Pull every line that includes the word "title" out of the data below and copy it.

___

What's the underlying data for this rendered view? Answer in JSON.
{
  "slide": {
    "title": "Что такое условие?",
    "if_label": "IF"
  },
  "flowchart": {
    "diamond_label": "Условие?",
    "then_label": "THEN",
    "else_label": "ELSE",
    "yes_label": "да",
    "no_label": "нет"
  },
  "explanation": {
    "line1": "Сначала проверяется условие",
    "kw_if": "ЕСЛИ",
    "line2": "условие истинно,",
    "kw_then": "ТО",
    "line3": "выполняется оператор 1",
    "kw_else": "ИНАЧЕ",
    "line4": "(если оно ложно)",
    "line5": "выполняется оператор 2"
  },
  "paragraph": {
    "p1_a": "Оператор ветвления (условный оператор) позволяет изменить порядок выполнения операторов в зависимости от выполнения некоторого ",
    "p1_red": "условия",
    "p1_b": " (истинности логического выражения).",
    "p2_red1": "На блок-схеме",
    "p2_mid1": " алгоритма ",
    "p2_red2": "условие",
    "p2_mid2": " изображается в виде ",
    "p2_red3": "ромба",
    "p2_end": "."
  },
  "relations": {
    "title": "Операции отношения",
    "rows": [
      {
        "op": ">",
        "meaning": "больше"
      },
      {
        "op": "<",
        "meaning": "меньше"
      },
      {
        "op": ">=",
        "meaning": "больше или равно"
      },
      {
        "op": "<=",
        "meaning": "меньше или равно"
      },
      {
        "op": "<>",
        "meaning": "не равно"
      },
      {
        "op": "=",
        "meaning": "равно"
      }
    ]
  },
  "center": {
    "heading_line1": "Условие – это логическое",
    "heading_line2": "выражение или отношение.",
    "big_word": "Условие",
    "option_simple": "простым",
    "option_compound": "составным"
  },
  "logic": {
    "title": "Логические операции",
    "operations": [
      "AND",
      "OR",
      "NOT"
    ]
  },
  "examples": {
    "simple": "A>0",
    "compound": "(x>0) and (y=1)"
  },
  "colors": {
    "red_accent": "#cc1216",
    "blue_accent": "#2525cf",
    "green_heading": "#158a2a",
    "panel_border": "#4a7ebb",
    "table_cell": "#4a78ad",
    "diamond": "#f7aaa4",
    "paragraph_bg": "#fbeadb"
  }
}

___

SOLUTION TO THE PROBLEM
    "title": "Что такое условие?",
    "title": "Операции отношения",
    "title": "Логические операции",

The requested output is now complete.